Nahuelbuta National Park (Spanish pronunciation: [nawelˈβuta]) is one of the few parks located in La Araucanía Region of Chile's Coastal Mountain Range. It sits atop the highest part of the Cordillera de Nahuelbuta. Created in 1939, it consists of 6,832 hectares situated just 162 km northeast of Temuco. Nahuelbuta (Mapuche for "big tiger") is a sanctuary for Monkey Puzzle trees, with specimens dating back 2,000 years.

Nyctereutes

Nyctereutes is an Old World genus of the family Canidae, consisting of just one living species, the raccoon dog of East Asia. Nyctereutes appeared about 9.0 million years ago (Mya), with all but one species becoming extinct before the Pleistocene.

Native to East Asia, the raccoon dog has been intensively bred for fur in Europe and especially in Russia during the twentieth century. Specimens have escaped or have been introduced to increase production and formed populations in Eastern Europe. It is currently expanding rapidly in the rest of Europe, where its presence is undesirable because it is considered to be a harmful and invasive species.

Paradoxurus

Paradoxurus is a genus within the viverrid family that was denominated and first described by Frédéric Cuvier in 1822. As of 2005, this genus was defined as comprising three species native to Southeast Asia:

the Asian palm civet (P. hermaphroditus)

the golden palm civet (P. zeylonensis)

the brown palm civet (P. jerdoni)In 2009, it was proposed to also include the golden wet-zone palm civet (P. aureus), the Sri Lankan brown palm civet (P. montanus) and the golden dry-zone palm civet (P. stenocephalus), which are endemic to Sri Lanka.

Sechuran fox

The Sechuran fox (Lycalopex sechurae), also called the Peruvian desert fox or the Sechuran zorro, is a small South American species of canid closely related to other South American "false" foxes or zorro. It is found in the Sechura Desert in southwestern Ecuador and northwestern Peru.

South American fox

The South American foxes (Lycalopex), commonly called raposa in Portuguese, or zorro in Spanish, are a genus of the family Canidae from South America. Despite their name, they are not true foxes, but are a unique canid genus related to wolves and jackals, which some somewhat resemble foxes due to convergent evolution. The South American gray fox, Lycalopex griseus, is the most common species, and is known for its large ears and a highly marketable, russet-fringed pelt.

The oldest known fossils belonging to the genus were discovered in Chile, and date from 2.0 to 2.5 million years ago, in the mid- to late Pliocene.

Zona Sur
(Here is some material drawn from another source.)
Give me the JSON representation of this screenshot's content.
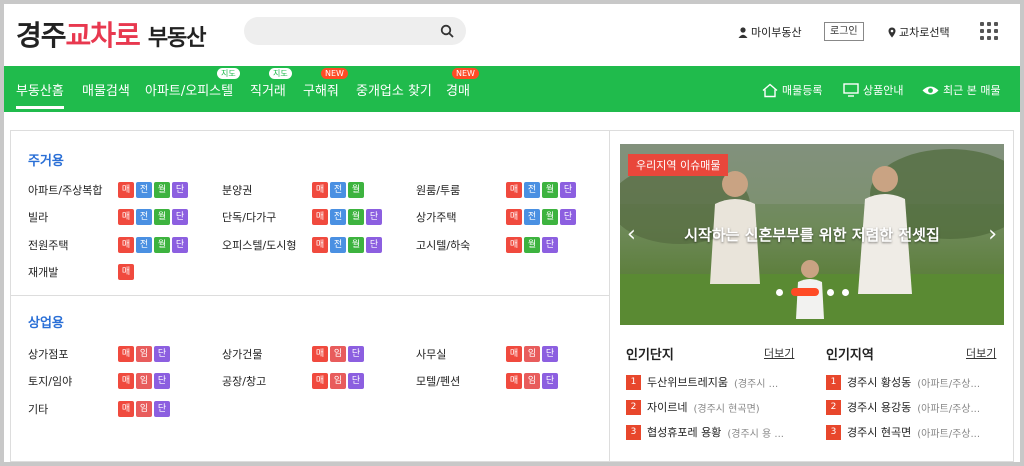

The Zona Sur (Southern Zone) is one of the five natural regions on which CORFO divided continental Chile in 1950. Its northern border is formed by the Bío-Bío River, the limit with the Central Chile Zone. By west with the Pacific Ocean, by the east with the Andean mountains and Argentina. Its southern border is the Chacao Channel, beyond it lies the Austral Zone. While Chiloé Archipelago belongs geographically to Zona Austral in terms of culture and history it lies closer to Zona Sur.

Extant Carnivora species

This page is based on a Wikipedia article written by authors (here).
Text is available under the CC BY-SA 3.0 license; additional terms may apply.
Images, videos and audio are available under their respective licenses.